*** Opening PROVIDED INFORMATION ***

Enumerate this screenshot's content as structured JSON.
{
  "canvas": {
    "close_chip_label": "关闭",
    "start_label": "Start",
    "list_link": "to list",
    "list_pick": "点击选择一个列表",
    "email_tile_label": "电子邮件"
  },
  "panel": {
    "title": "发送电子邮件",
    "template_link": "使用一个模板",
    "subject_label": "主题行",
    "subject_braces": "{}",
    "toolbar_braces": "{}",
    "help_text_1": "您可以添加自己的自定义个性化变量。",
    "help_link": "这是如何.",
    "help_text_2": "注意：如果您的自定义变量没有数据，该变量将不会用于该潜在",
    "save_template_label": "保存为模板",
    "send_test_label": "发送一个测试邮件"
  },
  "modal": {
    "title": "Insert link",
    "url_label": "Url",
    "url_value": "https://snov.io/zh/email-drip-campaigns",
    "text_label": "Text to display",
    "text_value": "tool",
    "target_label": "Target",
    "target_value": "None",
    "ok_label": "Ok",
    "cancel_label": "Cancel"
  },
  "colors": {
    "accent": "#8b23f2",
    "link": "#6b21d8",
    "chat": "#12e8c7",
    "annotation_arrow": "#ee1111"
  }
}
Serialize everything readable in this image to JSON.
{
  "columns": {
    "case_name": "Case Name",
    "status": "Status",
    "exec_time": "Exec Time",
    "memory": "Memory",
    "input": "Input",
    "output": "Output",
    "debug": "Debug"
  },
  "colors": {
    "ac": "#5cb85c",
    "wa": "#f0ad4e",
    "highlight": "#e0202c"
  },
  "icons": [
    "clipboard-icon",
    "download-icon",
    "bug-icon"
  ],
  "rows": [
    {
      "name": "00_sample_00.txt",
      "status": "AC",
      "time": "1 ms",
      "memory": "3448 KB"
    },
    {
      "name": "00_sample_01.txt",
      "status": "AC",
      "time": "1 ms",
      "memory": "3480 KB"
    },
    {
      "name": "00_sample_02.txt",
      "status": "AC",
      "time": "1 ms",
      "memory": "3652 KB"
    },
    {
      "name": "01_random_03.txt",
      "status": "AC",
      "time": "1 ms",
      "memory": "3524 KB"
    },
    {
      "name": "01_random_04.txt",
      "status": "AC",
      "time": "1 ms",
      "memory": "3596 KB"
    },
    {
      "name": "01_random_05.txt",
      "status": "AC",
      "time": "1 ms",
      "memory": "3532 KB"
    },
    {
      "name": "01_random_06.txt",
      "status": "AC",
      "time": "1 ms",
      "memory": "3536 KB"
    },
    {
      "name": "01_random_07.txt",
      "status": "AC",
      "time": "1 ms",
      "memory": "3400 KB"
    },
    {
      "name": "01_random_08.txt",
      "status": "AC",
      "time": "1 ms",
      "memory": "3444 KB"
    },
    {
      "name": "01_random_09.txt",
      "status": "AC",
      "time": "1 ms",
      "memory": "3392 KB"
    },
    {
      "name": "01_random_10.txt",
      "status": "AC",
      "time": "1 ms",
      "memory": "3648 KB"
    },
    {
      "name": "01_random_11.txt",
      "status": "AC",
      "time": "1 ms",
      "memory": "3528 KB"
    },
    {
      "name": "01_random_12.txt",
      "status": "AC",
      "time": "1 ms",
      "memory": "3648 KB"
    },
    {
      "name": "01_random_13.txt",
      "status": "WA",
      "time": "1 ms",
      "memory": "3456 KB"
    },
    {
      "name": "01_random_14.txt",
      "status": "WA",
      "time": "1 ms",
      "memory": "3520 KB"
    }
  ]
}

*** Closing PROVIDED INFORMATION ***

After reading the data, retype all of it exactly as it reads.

* _THE COMPLETED TASK_
Enumerate this screenshot's content as structured JSON.
{
  "canvas": {
    "close_chip_label": "关闭",
    "start_label": "Start",
    "list_link": "to list",
    "list_pick": "点击选择一个列表",
    "email_tile_label": "电子邮件"
  },
  "panel": {
    "title": "发送电子邮件",
    "template_link": "使用一个模板",
    "subject_label": "主题行",
    "subject_braces": "{}",
    "toolbar_braces": "{}",
    "help_text_1": "您可以添加自己的自定义个性化变量。",
    "help_link": "这是如何.",
    "help_text_2": "注意：如果您的自定义变量没有数据，该变量将不会用于该潜在",
    "save_template_label": "保存为模板",
    "send_test_label": "发送一个测试邮件"
  },
  "modal": {
    "title": "Insert link",
    "url_label": "Url",
    "url_value": "https://snov.io/zh/email-drip-campaigns",
    "text_label": "Text to display",
    "text_value": "tool",
    "target_label": "Target",
    "target_value": "None",
    "ok_label": "Ok",
    "cancel_label": "Cancel"
  },
  "colors": {
    "accent": "#8b23f2",
    "link": "#6b21d8",
    "chat": "#12e8c7",
    "annotation_arrow": "#ee1111"
  }
}
Serialize everything readable in this image to JSON.
{
  "columns": {
    "case_name": "Case Name",
    "status": "Status",
    "exec_time": "Exec Time",
    "memory": "Memory",
    "input": "Input",
    "output": "Output",
    "debug": "Debug"
  },
  "colors": {
    "ac": "#5cb85c",
    "wa": "#f0ad4e",
    "highlight": "#e0202c"
  },
  "icons": [
    "clipboard-icon",
    "download-icon",
    "bug-icon"
  ],
  "rows": [
    {
      "name": "00_sample_00.txt",
      "status": "AC",
      "time": "1 ms",
      "memory": "3448 KB"
    },
    {
      "name": "00_sample_01.txt",
      "status": "AC",
      "time": "1 ms",
      "memory": "3480 KB"
    },
    {
      "name": "00_sample_02.txt",
      "status": "AC",
      "time": "1 ms",
      "memory": "3652 KB"
    },
    {
      "name": "01_random_03.txt",
      "status": "AC",
      "time": "1 ms",
      "memory": "3524 KB"
    },
    {
      "name": "01_random_04.txt",
      "status": "AC",
      "time": "1 ms",
      "memory": "3596 KB"
    },
    {
      "name": "01_random_05.txt",
      "status": "AC",
      "time": "1 ms",
      "memory": "3532 KB"
    },
    {
      "name": "01_random_06.txt",
      "status": "AC",
      "time": "1 ms",
      "memory": "3536 KB"
    },
    {
      "name": "01_random_07.txt",
      "status": "AC",
      "time": "1 ms",
      "memory": "3400 KB"
    },
    {
      "name": "01_random_08.txt",
      "status": "AC",
      "time": "1 ms",
      "memory": "3444 KB"
    },
    {
      "name": "01_random_09.txt",
      "status": "AC",
      "time": "1 ms",
      "memory": "3392 KB"
    },
    {
      "name": "01_random_10.txt",
      "status": "AC",
      "time": "1 ms",
      "memory": "3648 KB"
    },
    {
      "name": "01_random_11.txt",
      "status": "AC",
      "time": "1 ms",
      "memory": "3528 KB"
    },
    {
      "name": "01_random_12.txt",
      "status": "AC",
      "time": "1 ms",
      "memory": "3648 KB"
    },
    {
      "name": "01_random_13.txt",
      "status": "WA",
      "time": "1 ms",
      "memory": "3456 KB"
    },
    {
      "name": "01_random_14.txt",
      "status": "WA",
      "time": "1 ms",
      "memory": "3520 KB"
    }
  ]
}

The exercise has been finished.